This book investigates how identities have been constructed in Australian art from 1788 onwards. Ian McLean shows that Australian art, and the writing of its history, has, since settlement, been in a dialogue (although often submerged) with Aboriginal art and culture; and that this dialogue is inextricably interwoven with the struggle to find an identity in the antipodes. Beginning with a discussion of how Australia was imagined by Europeans before colonisation, McLean traces the representation of indigeneity through the history of Australian art, and the concomitant invention of an Australian subjectivity. He argues that the colonising culture invested far more in indigenous aspects of the country and its inhabitants than it has been willing to admit. McLean considers artists and their work within a cultural context, and also provides a contemporary theoretical and critical context for his claims.
- Hardback | 216 pages
- 160 x 230 x 20mm | 498.96g
- 02 Jul 2010
- CAMBRIDGE UNIVERSITY PRESS
- Cambridge, United Kingdom
Review of the hardback: 'White Aborigines is a revealing and inspirational book ...' George Menham, The Australian National Review
Table of contents

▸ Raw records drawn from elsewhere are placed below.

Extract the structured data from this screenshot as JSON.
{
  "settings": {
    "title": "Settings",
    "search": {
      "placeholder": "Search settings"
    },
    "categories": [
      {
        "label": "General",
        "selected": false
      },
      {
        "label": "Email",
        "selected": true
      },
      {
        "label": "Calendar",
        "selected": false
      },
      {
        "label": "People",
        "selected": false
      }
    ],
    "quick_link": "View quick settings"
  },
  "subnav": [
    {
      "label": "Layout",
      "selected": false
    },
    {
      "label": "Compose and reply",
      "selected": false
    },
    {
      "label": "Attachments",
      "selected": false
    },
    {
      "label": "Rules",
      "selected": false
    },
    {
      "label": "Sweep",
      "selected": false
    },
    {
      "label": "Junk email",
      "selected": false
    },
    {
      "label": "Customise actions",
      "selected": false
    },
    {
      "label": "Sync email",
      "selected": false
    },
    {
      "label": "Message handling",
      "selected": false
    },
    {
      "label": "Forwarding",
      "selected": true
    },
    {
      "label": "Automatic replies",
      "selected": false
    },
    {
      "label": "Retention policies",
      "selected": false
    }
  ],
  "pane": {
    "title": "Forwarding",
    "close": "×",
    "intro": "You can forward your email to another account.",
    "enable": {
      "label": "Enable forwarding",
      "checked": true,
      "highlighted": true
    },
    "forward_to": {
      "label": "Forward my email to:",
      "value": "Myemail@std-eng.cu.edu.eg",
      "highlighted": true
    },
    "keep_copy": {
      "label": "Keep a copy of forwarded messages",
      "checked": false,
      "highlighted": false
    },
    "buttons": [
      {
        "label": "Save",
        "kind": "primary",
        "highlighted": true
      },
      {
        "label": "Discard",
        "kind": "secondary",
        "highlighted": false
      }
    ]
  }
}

Preface; Acknowledgements; 1. Ocean and the Antipodes; 2. Artful killings; 3. The art of settlement; 4. The bad conscience of impressionism; 5. Aboriginalism and Australian nationalism; 6. The Aboriginal renaissance; 7. Aboriginality and contemporary Australian painting; 8. Painting for a new republic; Postscript: The wandering islands; Notes; Bibliography; Index.